Semester 2 (Jan - June)
Co-ordinator: Catherine Clinton
What is this module about?
The history of the United States is one filled with contradictions. Although perceived around the globe as a young nation, the United States is the oldest republic in the modern world. The successful American revolt in the 1770s against alleged enslavement to Britain nevertheless denied freedom to the nation's black slaves. When emancipation arrived in the 1860s after years of bloody warfare over the issue, the promise of racial equality and voting rights went unfulfilled to African Americans for another hundred years. Worse, the attempt to grant racial equality through political rights immediately after emancipation explicitly denied women's voting rights until amended in 1920. And all of this occurred as the nation struggled to industrialize as well as to integrate millions of immigrants of different ethnic and religious backgrounds into its society. This module will therefore examine the major political, economic, social, and cultural topics that shaped the American past between 1700 and 2000 by analyzing and discussing significant historical works in the field. As the module draws on the current research interests of the teaching staff, the precise topics and works covered may vary from year to year.
How will this module be taught?
Each week will consist of a 2-hour seminar which will focus on a particular major issue in United States history. The seminar will consist of student presentations, group discussion, and analysis of key primary and secondary sources. In addition to the core readings, students usually will have the opportunity to select some readings closer to their particular interests for discussion within the seminar.
How will this module be assessed?
Students write two essays (3,000 words) for this module, normally based on their seminar presentations.

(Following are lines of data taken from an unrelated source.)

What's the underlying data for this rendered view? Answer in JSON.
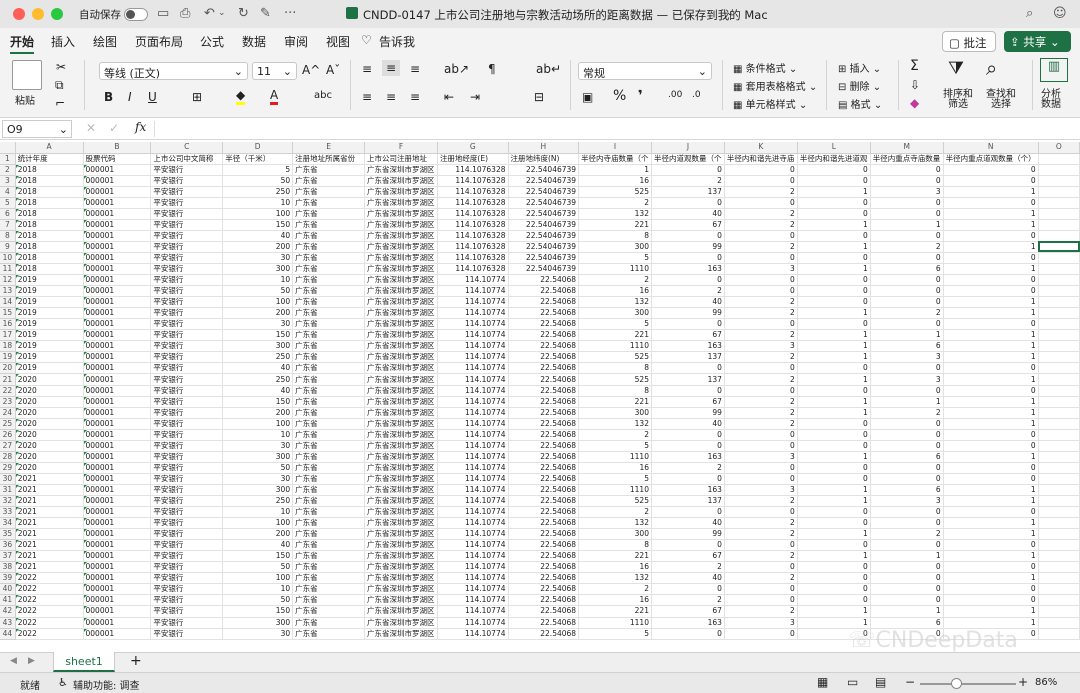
{
  "titlebar": {
    "autosave_label": "自动保存",
    "title": "CNDD-0147 上市公司注册地与宗教活动场所的距离数据 — 已保存到我的 Mac"
  },
  "tabs": [
    "开始",
    "插入",
    "绘图",
    "页面布局",
    "公式",
    "数据",
    "审阅",
    "视图",
    "告诉我"
  ],
  "ribbon": {
    "paste": "粘贴",
    "font": "等线 (正文)",
    "size": "11",
    "format": "常规",
    "cond": "条件格式",
    "table": "套用表格格式",
    "cell": "单元格样式",
    "insert": "插入",
    "delete": "删除",
    "fmt": "格式",
    "sort": "排序和\n筛选",
    "find": "查找和\n选择",
    "analyze": "分析\n数据",
    "comment": "批注",
    "share": "共享"
  },
  "formula": {
    "cell": "O9",
    "fx": "fx"
  },
  "columns": [
    "A",
    "B",
    "C",
    "D",
    "E",
    "F",
    "G",
    "H",
    "I",
    "J",
    "K",
    "L",
    "M",
    "N",
    "O"
  ],
  "header": [
    "统计年度",
    "股票代码",
    "上市公司中文简称",
    "半径（千米）",
    "注册地址所属省份",
    "上市公司注册地址",
    "注册地经度(E)",
    "注册地纬度(N)",
    "半径内寺庙数量（个",
    "半径内道观数量（个",
    "半径内和谐先进寺庙",
    "半径内和谐先进道观",
    "半径内重点寺庙数量",
    "半径内重点道观数量（个）",
    ""
  ],
  "rows": [
    [
      "2018",
      "000001",
      "平安银行",
      "5",
      "广东省",
      "广东省深圳市罗湖区",
      "114.1076328",
      "22.54046739",
      "1",
      "0",
      "0",
      "0",
      "0",
      "0"
    ],
    [
      "2018",
      "000001",
      "平安银行",
      "50",
      "广东省",
      "广东省深圳市罗湖区",
      "114.1076328",
      "22.54046739",
      "16",
      "2",
      "0",
      "0",
      "0",
      "0"
    ],
    [
      "2018",
      "000001",
      "平安银行",
      "250",
      "广东省",
      "广东省深圳市罗湖区",
      "114.1076328",
      "22.54046739",
      "525",
      "137",
      "2",
      "1",
      "3",
      "1"
    ],
    [
      "2018",
      "000001",
      "平安银行",
      "10",
      "广东省",
      "广东省深圳市罗湖区",
      "114.1076328",
      "22.54046739",
      "2",
      "0",
      "0",
      "0",
      "0",
      "0"
    ],
    [
      "2018",
      "000001",
      "平安银行",
      "100",
      "广东省",
      "广东省深圳市罗湖区",
      "114.1076328",
      "22.54046739",
      "132",
      "40",
      "2",
      "0",
      "0",
      "1"
    ],
    [
      "2018",
      "000001",
      "平安银行",
      "150",
      "广东省",
      "广东省深圳市罗湖区",
      "114.1076328",
      "22.54046739",
      "221",
      "67",
      "2",
      "1",
      "1",
      "1"
    ],
    [
      "2018",
      "000001",
      "平安银行",
      "40",
      "广东省",
      "广东省深圳市罗湖区",
      "114.1076328",
      "22.54046739",
      "8",
      "0",
      "0",
      "0",
      "0",
      "0"
    ],
    [
      "2018",
      "000001",
      "平安银行",
      "200",
      "广东省",
      "广东省深圳市罗湖区",
      "114.1076328",
      "22.54046739",
      "300",
      "99",
      "2",
      "1",
      "2",
      "1"
    ],
    [
      "2018",
      "000001",
      "平安银行",
      "30",
      "广东省",
      "广东省深圳市罗湖区",
      "114.1076328",
      "22.54046739",
      "5",
      "0",
      "0",
      "0",
      "0",
      "0"
    ],
    [
      "2018",
      "000001",
      "平安银行",
      "300",
      "广东省",
      "广东省深圳市罗湖区",
      "114.1076328",
      "22.54046739",
      "1110",
      "163",
      "3",
      "1",
      "6",
      "1"
    ],
    [
      "2019",
      "000001",
      "平安银行",
      "10",
      "广东省",
      "广东省深圳市罗湖区",
      "114.10774",
      "22.54068",
      "2",
      "0",
      "0",
      "0",
      "0",
      "0"
    ],
    [
      "2019",
      "000001",
      "平安银行",
      "50",
      "广东省",
      "广东省深圳市罗湖区",
      "114.10774",
      "22.54068",
      "16",
      "2",
      "0",
      "0",
      "0",
      "0"
    ],
    [
      "2019",
      "000001",
      "平安银行",
      "100",
      "广东省",
      "广东省深圳市罗湖区",
      "114.10774",
      "22.54068",
      "132",
      "40",
      "2",
      "0",
      "0",
      "1"
    ],
    [
      "2019",
      "000001",
      "平安银行",
      "200",
      "广东省",
      "广东省深圳市罗湖区",
      "114.10774",
      "22.54068",
      "300",
      "99",
      "2",
      "1",
      "2",
      "1"
    ],
    [
      "2019",
      "000001",
      "平安银行",
      "30",
      "广东省",
      "广东省深圳市罗湖区",
      "114.10774",
      "22.54068",
      "5",
      "0",
      "0",
      "0",
      "0",
      "0"
    ],
    [
      "2019",
      "000001",
      "平安银行",
      "150",
      "广东省",
      "广东省深圳市罗湖区",
      "114.10774",
      "22.54068",
      "221",
      "67",
      "2",
      "1",
      "1",
      "1"
    ],
    [
      "2019",
      "000001",
      "平安银行",
      "300",
      "广东省",
      "广东省深圳市罗湖区",
      "114.10774",
      "22.54068",
      "1110",
      "163",
      "3",
      "1",
      "6",
      "1"
    ],
    [
      "2019",
      "000001",
      "平安银行",
      "250",
      "广东省",
      "广东省深圳市罗湖区",
      "114.10774",
      "22.54068",
      "525",
      "137",
      "2",
      "1",
      "3",
      "1"
    ],
    [
      "2019",
      "000001",
      "平安银行",
      "40",
      "广东省",
      "广东省深圳市罗湖区",
      "114.10774",
      "22.54068",
      "8",
      "0",
      "0",
      "0",
      "0",
      "0"
    ],
    [
      "2020",
      "000001",
      "平安银行",
      "250",
      "广东省",
      "广东省深圳市罗湖区",
      "114.10774",
      "22.54068",
      "525",
      "137",
      "2",
      "1",
      "3",
      "1"
    ],
    [
      "2020",
      "000001",
      "平安银行",
      "40",
      "广东省",
      "广东省深圳市罗湖区",
      "114.10774",
      "22.54068",
      "8",
      "0",
      "0",
      "0",
      "0",
      "0"
    ],
    [
      "2020",
      "000001",
      "平安银行",
      "150",
      "广东省",
      "广东省深圳市罗湖区",
      "114.10774",
      "22.54068",
      "221",
      "67",
      "2",
      "1",
      "1",
      "1"
    ],
    [
      "2020",
      "000001",
      "平安银行",
      "200",
      "广东省",
      "广东省深圳市罗湖区",
      "114.10774",
      "22.54068",
      "300",
      "99",
      "2",
      "1",
      "2",
      "1"
    ],
    [
      "2020",
      "000001",
      "平安银行",
      "100",
      "广东省",
      "广东省深圳市罗湖区",
      "114.10774",
      "22.54068",
      "132",
      "40",
      "2",
      "0",
      "0",
      "1"
    ],
    [
      "2020",
      "000001",
      "平安银行",
      "10",
      "广东省",
      "广东省深圳市罗湖区",
      "114.10774",
      "22.54068",
      "2",
      "0",
      "0",
      "0",
      "0",
      "0"
    ],
    [
      "2020",
      "000001",
      "平安银行",
      "30",
      "广东省",
      "广东省深圳市罗湖区",
      "114.10774",
      "22.54068",
      "5",
      "0",
      "0",
      "0",
      "0",
      "0"
    ],
    [
      "2020",
      "000001",
      "平安银行",
      "300",
      "广东省",
      "广东省深圳市罗湖区",
      "114.10774",
      "22.54068",
      "1110",
      "163",
      "3",
      "1",
      "6",
      "1"
    ],
    [
      "2020",
      "000001",
      "平安银行",
      "50",
      "广东省",
      "广东省深圳市罗湖区",
      "114.10774",
      "22.54068",
      "16",
      "2",
      "0",
      "0",
      "0",
      "0"
    ],
    [
      "2021",
      "000001",
      "平安银行",
      "30",
      "广东省",
      "广东省深圳市罗湖区",
      "114.10774",
      "22.54068",
      "5",
      "0",
      "0",
      "0",
      "0",
      "0"
    ],
    [
      "2021",
      "000001",
      "平安银行",
      "300",
      "广东省",
      "广东省深圳市罗湖区",
      "114.10774",
      "22.54068",
      "1110",
      "163",
      "3",
      "1",
      "6",
      "1"
    ],
    [
      "2021",
      "000001",
      "平安银行",
      "250",
      "广东省",
      "广东省深圳市罗湖区",
      "114.10774",
      "22.54068",
      "525",
      "137",
      "2",
      "1",
      "3",
      "1"
    ],
    [
      "2021",
      "000001",
      "平安银行",
      "10",
      "广东省",
      "广东省深圳市罗湖区",
      "114.10774",
      "22.54068",
      "2",
      "0",
      "0",
      "0",
      "0",
      "0"
    ],
    [
      "2021",
      "000001",
      "平安银行",
      "100",
      "广东省",
      "广东省深圳市罗湖区",
      "114.10774",
      "22.54068",
      "132",
      "40",
      "2",
      "0",
      "0",
      "1"
    ],
    [
      "2021",
      "000001",
      "平安银行",
      "200",
      "广东省",
      "广东省深圳市罗湖区",
      "114.10774",
      "22.54068",
      "300",
      "99",
      "2",
      "1",
      "2",
      "1"
    ],
    [
      "2021",
      "000001",
      "平安银行",
      "40",
      "广东省",
      "广东省深圳市罗湖区",
      "114.10774",
      "22.54068",
      "8",
      "0",
      "0",
      "0",
      "0",
      "0"
    ],
    [
      "2021",
      "000001",
      "平安银行",
      "150",
      "广东省",
      "广东省深圳市罗湖区",
      "114.10774",
      "22.54068",
      "221",
      "67",
      "2",
      "1",
      "1",
      "1"
    ],
    [
      "2021",
      "000001",
      "平安银行",
      "50",
      "广东省",
      "广东省深圳市罗湖区",
      "114.10774",
      "22.54068",
      "16",
      "2",
      "0",
      "0",
      "0",
      "0"
    ],
    [
      "2022",
      "000001",
      "平安银行",
      "100",
      "广东省",
      "广东省深圳市罗湖区",
      "114.10774",
      "22.54068",
      "132",
      "40",
      "2",
      "0",
      "0",
      "1"
    ],
    [
      "2022",
      "000001",
      "平安银行",
      "10",
      "广东省",
      "广东省深圳市罗湖区",
      "114.10774",
      "22.54068",
      "2",
      "0",
      "0",
      "0",
      "0",
      "0"
    ],
    [
      "2022",
      "000001",
      "平安银行",
      "50",
      "广东省",
      "广东省深圳市罗湖区",
      "114.10774",
      "22.54068",
      "16",
      "2",
      "0",
      "0",
      "0",
      "0"
    ],
    [
      "2022",
      "000001",
      "平安银行",
      "150",
      "广东省",
      "广东省深圳市罗湖区",
      "114.10774",
      "22.54068",
      "221",
      "67",
      "2",
      "1",
      "1",
      "1"
    ],
    [
      "2022",
      "000001",
      "平安银行",
      "300",
      "广东省",
      "广东省深圳市罗湖区",
      "114.10774",
      "22.54068",
      "1110",
      "163",
      "3",
      "1",
      "6",
      "1"
    ],
    [
      "2022",
      "000001",
      "平安银行",
      "30",
      "广东省",
      "广东省深圳市罗湖区",
      "114.10774",
      "22.54068",
      "5",
      "0",
      "0",
      "0",
      "0",
      "0"
    ]
  ],
  "sheet": "sheet1",
  "status": {
    "ready": "就绪",
    "a11y": "辅助功能: 调查",
    "zoom": "86%"
  },
  "watermark": "CNDeepData"
}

Each essay represents 50% of the overall mark.
What can I read over the summer?
Students should familiarize themselves with the broad outline of U.S. history. The following are significant, sweeping studies that make for an excellent starting point:

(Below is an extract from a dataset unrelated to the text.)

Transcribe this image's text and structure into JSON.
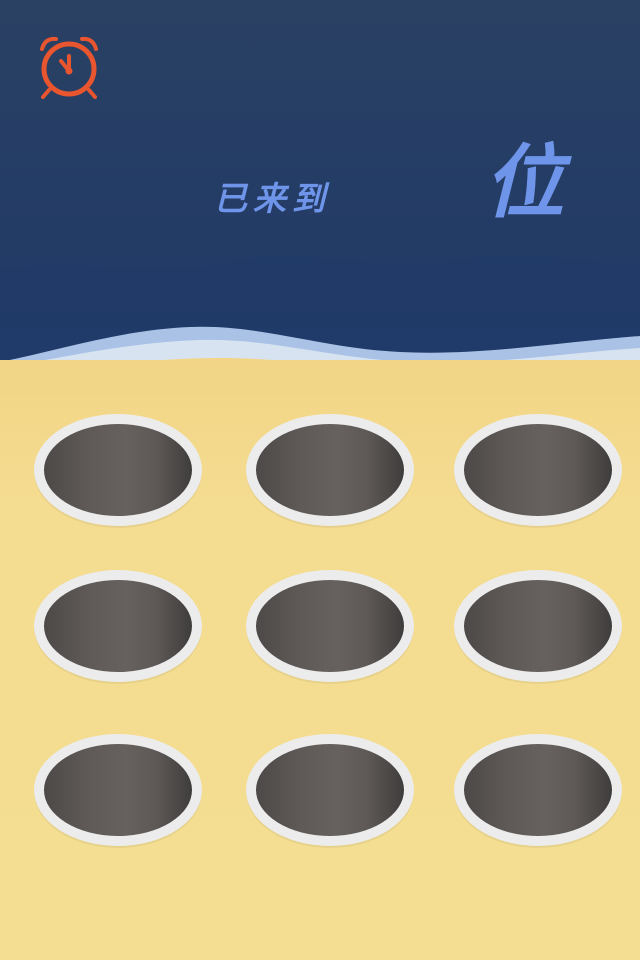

1.) Linda Kerber, Women of the Republic: Intellect and Ideology in Revolutionary America
2.) Bruce Levine, Half Slave Half Free: The Roots of Civil War
3.) C. Vann Woodward, The Strange Career of Jim Crow
4.) Robert Wiebe, The Search for Order, 1877-1920